> _Goal of the exercise_: Where in the records does the word "Truyện" appear? Copy each line that holds it.

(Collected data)
----------

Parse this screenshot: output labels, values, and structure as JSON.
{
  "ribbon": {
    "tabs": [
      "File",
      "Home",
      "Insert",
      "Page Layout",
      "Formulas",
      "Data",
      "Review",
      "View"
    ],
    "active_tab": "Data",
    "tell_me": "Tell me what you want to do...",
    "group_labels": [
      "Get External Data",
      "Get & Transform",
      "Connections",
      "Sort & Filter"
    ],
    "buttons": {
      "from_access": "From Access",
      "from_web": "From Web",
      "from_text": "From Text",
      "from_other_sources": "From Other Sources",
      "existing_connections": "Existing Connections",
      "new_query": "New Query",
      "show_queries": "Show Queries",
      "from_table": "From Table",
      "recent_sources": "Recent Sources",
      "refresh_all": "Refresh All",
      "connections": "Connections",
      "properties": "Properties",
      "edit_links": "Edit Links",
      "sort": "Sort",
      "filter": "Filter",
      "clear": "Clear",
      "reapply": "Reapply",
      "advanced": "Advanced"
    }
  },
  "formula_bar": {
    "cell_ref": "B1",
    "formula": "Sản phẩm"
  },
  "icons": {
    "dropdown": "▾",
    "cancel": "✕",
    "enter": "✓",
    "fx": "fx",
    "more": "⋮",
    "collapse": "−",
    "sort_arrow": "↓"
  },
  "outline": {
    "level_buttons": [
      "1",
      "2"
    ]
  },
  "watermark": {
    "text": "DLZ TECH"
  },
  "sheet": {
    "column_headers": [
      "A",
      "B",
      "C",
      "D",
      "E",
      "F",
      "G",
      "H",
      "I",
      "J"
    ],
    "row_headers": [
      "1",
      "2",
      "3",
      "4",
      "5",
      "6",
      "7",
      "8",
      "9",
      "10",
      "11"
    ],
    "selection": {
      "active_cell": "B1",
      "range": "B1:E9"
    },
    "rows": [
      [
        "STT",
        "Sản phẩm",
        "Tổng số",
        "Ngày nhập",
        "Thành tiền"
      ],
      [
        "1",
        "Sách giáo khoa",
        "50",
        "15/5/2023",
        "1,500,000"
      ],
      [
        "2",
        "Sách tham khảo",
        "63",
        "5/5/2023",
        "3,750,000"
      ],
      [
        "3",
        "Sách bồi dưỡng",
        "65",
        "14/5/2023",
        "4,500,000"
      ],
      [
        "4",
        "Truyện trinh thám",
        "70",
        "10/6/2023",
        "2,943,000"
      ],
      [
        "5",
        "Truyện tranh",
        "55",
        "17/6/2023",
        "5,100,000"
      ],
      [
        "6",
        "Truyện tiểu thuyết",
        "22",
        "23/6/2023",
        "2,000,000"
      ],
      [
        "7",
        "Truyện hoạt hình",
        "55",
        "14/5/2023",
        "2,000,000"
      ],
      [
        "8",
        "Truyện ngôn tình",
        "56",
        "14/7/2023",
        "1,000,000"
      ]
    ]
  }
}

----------

> _Exercise answer_:
        "Truyện trinh thám",
        "Truyện tranh",
        "Truyện tiểu thuyết",
        "Truyện hoạt hình",
        "Truyện ngôn tình",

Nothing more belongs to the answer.